[Records from a data source]
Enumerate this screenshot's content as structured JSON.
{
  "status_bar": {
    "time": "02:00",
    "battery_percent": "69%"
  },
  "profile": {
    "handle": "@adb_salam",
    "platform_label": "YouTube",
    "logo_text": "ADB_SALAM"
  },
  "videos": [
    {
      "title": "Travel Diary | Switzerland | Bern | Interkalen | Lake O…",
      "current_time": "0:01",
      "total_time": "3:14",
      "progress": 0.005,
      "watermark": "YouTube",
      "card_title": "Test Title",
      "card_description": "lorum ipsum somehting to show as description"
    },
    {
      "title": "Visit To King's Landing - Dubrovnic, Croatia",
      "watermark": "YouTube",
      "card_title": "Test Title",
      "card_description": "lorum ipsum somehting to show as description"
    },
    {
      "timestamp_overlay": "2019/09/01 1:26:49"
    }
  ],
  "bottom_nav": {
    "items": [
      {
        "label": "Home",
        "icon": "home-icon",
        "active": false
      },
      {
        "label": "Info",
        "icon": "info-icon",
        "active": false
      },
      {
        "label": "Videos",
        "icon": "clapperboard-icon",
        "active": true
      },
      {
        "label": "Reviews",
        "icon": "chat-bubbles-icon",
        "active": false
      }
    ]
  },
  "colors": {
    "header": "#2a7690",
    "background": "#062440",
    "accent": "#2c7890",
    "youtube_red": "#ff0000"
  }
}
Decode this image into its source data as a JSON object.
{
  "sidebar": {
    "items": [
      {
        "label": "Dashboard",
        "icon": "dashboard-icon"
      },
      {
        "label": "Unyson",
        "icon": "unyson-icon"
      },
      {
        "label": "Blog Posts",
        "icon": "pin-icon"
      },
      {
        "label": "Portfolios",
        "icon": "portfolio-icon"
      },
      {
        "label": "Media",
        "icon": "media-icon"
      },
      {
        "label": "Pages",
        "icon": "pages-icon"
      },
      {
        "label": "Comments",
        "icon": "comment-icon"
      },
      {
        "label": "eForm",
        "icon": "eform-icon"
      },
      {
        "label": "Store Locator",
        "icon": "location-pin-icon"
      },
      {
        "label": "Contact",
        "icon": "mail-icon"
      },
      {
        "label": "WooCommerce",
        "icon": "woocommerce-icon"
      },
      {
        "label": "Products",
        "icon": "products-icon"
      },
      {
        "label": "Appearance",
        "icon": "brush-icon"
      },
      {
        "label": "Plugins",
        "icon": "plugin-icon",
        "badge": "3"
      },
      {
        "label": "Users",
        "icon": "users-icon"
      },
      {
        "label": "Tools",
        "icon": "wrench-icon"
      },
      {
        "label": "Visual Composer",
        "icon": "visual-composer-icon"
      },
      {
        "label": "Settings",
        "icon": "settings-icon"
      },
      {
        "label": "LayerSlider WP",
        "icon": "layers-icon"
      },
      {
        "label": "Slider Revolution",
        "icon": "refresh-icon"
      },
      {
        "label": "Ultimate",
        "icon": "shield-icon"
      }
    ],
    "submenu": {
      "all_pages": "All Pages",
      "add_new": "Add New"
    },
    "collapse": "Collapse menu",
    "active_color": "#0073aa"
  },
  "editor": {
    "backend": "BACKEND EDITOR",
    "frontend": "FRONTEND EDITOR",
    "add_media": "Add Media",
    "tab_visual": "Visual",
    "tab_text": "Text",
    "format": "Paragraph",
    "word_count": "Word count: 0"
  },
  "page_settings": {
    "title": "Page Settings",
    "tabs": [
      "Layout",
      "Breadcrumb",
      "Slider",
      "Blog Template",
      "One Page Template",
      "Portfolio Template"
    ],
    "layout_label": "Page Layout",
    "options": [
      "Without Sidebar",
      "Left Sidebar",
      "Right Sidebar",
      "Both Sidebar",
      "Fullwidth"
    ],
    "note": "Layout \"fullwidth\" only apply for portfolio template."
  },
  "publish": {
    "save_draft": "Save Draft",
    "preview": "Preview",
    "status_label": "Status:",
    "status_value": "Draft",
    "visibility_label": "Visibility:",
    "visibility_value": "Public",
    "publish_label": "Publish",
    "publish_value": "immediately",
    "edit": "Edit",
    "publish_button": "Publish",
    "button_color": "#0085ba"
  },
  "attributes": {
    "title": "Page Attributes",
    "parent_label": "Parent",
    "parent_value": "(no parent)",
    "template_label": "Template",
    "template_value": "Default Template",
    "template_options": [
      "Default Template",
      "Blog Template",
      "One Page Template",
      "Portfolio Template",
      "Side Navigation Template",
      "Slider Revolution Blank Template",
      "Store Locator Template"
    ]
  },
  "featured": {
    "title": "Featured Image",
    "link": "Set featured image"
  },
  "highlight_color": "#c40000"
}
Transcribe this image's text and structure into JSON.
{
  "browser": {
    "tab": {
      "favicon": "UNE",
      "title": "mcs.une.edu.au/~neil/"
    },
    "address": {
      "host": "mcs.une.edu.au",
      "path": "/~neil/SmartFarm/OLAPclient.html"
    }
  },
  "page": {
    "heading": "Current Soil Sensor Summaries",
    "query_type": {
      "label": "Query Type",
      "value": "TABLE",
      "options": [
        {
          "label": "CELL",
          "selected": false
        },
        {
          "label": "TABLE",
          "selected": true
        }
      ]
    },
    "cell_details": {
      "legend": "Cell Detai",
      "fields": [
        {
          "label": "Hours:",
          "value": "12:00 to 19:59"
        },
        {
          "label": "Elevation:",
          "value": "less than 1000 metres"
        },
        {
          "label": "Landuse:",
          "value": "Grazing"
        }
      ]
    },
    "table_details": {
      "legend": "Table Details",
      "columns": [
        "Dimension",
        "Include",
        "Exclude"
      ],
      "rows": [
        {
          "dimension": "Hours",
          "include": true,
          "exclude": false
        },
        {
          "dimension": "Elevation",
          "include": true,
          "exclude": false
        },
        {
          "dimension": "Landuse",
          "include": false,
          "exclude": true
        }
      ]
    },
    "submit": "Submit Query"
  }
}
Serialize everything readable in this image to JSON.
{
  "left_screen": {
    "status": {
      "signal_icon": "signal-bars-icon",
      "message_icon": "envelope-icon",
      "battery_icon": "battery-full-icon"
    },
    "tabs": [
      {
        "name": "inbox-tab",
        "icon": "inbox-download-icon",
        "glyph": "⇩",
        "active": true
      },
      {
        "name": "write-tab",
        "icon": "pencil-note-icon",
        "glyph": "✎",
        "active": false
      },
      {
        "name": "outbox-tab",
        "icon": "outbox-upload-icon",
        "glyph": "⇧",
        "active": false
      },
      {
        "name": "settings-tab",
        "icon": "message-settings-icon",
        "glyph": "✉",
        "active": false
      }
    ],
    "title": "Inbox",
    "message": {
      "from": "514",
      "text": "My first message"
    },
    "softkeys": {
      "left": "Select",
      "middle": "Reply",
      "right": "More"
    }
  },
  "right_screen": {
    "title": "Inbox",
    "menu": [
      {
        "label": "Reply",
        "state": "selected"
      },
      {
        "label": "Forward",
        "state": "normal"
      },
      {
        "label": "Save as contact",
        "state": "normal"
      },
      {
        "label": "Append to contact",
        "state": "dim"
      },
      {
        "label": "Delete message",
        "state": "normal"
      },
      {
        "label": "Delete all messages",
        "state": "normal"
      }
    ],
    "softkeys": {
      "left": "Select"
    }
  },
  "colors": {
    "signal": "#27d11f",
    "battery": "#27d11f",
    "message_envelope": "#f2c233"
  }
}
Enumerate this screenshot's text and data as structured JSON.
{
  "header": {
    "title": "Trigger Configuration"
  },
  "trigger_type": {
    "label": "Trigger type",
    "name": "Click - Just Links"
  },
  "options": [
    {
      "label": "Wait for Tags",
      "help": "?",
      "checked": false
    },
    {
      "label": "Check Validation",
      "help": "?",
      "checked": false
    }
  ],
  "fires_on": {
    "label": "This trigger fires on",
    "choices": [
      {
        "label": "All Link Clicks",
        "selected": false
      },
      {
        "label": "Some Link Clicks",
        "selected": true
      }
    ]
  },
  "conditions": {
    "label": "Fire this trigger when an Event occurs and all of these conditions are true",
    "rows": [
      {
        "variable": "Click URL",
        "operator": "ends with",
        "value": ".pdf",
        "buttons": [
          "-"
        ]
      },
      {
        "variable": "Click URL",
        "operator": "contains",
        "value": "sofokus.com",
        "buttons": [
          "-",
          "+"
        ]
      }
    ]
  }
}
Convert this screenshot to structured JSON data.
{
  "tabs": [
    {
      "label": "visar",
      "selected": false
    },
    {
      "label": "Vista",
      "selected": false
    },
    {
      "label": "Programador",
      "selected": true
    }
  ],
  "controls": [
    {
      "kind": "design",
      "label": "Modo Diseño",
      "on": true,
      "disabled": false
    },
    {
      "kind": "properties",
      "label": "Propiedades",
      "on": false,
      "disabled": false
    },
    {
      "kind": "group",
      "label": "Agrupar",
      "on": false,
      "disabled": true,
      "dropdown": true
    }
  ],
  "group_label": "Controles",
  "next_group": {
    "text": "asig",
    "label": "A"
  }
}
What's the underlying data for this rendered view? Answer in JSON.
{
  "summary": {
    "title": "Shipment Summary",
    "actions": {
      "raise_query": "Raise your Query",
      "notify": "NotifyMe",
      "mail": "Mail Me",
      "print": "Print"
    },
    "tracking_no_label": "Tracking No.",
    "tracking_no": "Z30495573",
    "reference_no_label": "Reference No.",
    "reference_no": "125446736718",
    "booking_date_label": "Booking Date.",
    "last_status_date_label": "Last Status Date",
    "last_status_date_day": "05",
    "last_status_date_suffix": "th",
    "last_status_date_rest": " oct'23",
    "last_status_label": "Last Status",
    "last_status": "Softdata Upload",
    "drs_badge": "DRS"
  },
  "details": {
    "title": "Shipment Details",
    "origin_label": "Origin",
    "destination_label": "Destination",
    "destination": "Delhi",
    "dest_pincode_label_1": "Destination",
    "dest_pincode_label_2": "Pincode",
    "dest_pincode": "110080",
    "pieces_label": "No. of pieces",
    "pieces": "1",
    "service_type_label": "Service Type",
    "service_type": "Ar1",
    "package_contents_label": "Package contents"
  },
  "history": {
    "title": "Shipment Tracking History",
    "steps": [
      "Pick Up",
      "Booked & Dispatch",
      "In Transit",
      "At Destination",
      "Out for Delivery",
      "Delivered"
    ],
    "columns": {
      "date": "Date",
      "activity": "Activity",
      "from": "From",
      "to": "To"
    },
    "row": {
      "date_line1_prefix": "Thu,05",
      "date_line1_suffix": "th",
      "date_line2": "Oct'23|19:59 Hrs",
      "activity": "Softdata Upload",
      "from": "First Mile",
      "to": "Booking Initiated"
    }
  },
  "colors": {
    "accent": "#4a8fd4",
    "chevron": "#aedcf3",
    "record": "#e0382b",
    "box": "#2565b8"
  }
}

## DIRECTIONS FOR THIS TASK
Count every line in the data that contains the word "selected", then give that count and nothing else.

## RESPONSE
8